[Opening Input material section]
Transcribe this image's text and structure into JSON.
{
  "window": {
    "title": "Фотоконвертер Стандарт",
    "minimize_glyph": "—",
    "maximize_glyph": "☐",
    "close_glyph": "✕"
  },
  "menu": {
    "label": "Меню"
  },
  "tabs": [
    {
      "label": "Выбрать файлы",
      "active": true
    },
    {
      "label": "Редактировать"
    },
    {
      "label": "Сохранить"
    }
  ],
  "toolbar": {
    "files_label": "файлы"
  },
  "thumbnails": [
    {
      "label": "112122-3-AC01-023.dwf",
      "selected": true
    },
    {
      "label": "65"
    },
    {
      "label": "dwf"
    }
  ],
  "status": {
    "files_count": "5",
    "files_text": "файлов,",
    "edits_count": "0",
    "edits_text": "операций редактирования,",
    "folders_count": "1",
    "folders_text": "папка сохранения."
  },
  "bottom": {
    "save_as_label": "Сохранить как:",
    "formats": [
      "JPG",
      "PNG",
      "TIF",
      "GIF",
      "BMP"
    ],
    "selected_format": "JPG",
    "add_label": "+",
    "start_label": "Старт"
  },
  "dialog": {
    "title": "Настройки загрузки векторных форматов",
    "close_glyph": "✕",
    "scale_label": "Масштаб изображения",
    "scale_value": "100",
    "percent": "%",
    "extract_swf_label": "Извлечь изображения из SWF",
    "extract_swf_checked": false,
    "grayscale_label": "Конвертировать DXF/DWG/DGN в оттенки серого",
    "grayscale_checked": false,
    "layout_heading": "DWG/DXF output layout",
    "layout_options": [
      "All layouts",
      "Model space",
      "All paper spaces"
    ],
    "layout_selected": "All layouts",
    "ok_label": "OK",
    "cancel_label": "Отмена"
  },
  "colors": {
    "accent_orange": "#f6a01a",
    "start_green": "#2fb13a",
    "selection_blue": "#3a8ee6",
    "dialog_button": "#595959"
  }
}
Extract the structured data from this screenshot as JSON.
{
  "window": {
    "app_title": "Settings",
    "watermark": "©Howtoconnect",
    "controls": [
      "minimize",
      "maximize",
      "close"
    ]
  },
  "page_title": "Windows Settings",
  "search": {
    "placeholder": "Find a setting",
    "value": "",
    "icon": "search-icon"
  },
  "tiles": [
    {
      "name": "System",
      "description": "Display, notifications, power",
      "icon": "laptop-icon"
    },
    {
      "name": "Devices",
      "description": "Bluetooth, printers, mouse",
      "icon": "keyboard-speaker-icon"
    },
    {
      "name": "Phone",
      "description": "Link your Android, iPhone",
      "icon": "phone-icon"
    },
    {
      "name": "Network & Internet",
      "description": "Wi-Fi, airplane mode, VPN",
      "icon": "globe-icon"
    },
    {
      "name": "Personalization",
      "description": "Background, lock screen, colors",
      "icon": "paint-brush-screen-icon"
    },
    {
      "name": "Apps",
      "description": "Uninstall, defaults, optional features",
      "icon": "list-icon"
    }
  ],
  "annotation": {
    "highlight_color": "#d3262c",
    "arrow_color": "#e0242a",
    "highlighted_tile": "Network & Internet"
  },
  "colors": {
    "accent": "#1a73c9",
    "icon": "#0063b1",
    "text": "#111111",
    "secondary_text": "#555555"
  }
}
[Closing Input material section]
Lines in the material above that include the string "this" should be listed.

Written answer:
Transcribe this image's text and structure into JSON.
Extract the structured data from this screenshot as JSON.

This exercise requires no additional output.